Let’s say you, or a family member, or even a beloved pet has been taking medication, but now you’re finished.
What’s the right thing to do with the unused drugs?
You already know they shouldn’t be flushed down the drain or toilet where they enter the water supply, nor should they be thrown into the trash where they will find their way into landfills, ultimately contaminating the soil and harming wildlife. The worst-case scenario of leftover drugs is they fall into the hands of humans who misuse them, abuse them, or who, by taking them, could even die.
Oregon recently became the sixth state to sign into law the requirement drug manufacturers pay for and run statewide drug take-back programs.
The law, signed by Governor Kate Brown and championed by Representative Sheri Schouten, ensures every community in Oregon have free, convenient, access to safe drug disposal.
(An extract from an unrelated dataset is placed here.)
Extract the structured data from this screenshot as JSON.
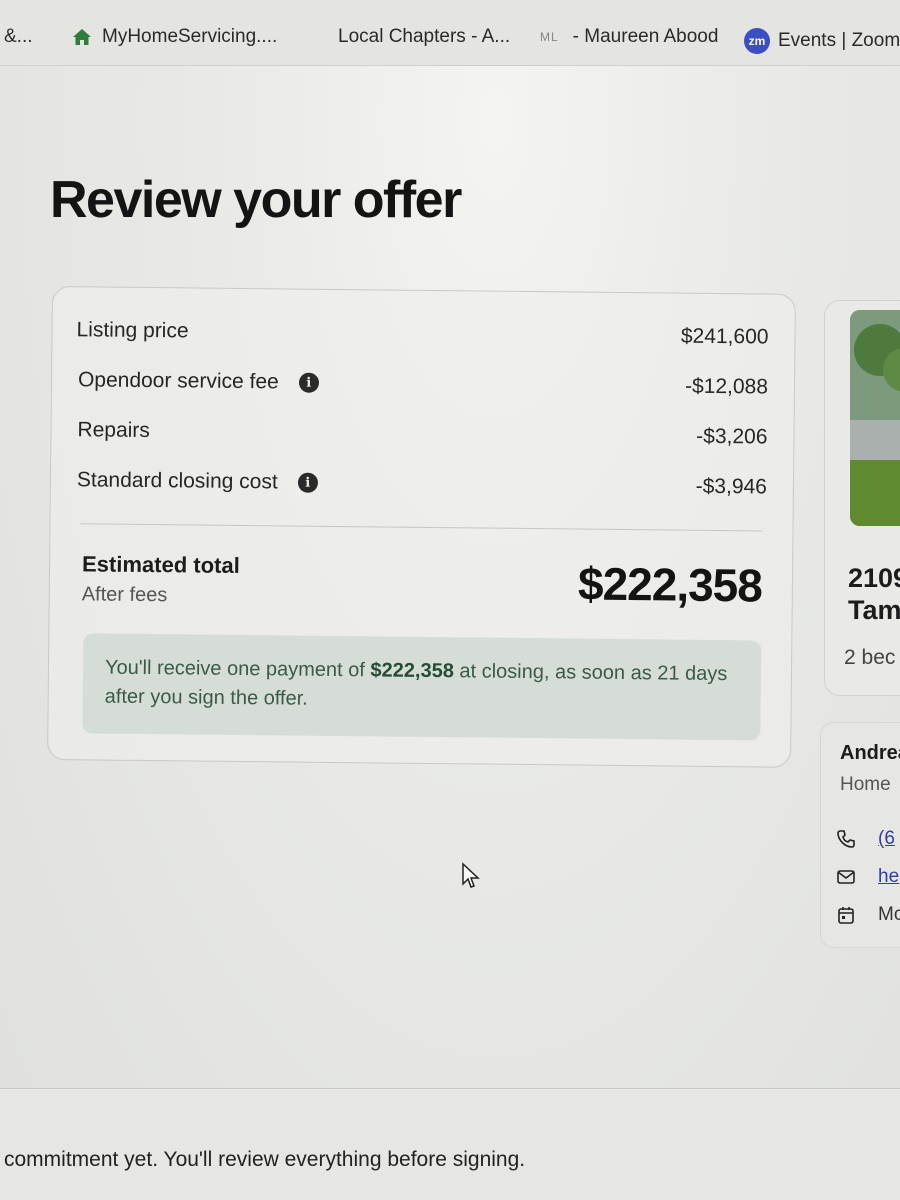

The law goes into effect this month and programs must be operational by July 1, 2021.
Seaside Providence Hospital has been taking back unused and partially used medication for three years.
Which puts them far ahead of the state mandate.
“Our retail pharmacy at Providence Seaside Hospital began a drug take back program in 2016,” said Mike Antrim, Senior Communication Manager with Providence. “This is a service Providence has provided to the community free of charge. Anyone can come in and dispose of unwanted medications. The police station is the other Seaside location for drug take back. Using drug take-back sites reduces drug waste in our rivers and landfills. It also allows people to dispose of unwanted medication to help with the rising opioid epidemic.”
Julie Owens, pharmacy manager at Seaside Providence Hospital, oversees the packing up and mailing of the 40-pound packages of unwanted drugs that are sent via UPS to Trilogy Medwaste, a full service regulated waste management company located in in Gastonia, North Carolina. Since 2016 she’s sent 11 of these packages. A considerable amount of research went into selecting this company, she said. “They provide proof of incineration.” Packing up the medical drop box is labor intensive and time consuming as it is a legal requirement two pharmacy employees are present to witness the packages being passed off to UPS.
One might wonder if at least some unused medication could be repurposed, i.e. given to someone who can’t afford it. Some states, for example, allow for unused veterinary medication to be returned to the prescribing veterinarian’s office to be administered pro bono to animal patients who have no owners, or whose owners can’t afford their pet’s meds.
“The reason drugs can’t be repurposed is because many are temperature and humidity sensitive and there’s no way to know how they’ve been stored,” Owens said. “Also there’s no way to know if they’ve been tampered with.”
The Seaside Providence Hospital drop box is located inside the retail pharmacy. Pharmacy hours are 9 a.m. to 7 p.m., seven days a week, except for Thanksgiving Day, Christmas Day, and New Year’s Day.
“This is a community service,” said Alana Kujala, Seaside Hospital’s Community Partnerships Liaison. “By having two locations in the city, we can stay on top of it.”
The medical waste drop box is impossible to miss. It’s a powder coated steel receptacle with a one-way medicine drop and locking drop door. To prevent tampering or theft, the door is triple locked, and the receptacle itself is securely fastened to a structure that is permanent. The box meets DEA requirements and is made in the USA.
Similar drug collection receptacles can be throughout the north coast. In addition to the one in the lobby of the Seaside police station, other receptacles are located at the Warrenton police station, the Astoria police department, the Cannon Beach police department, and Columbia Memorial Hospital.
“I’m proud of this program,” Julie Owens said.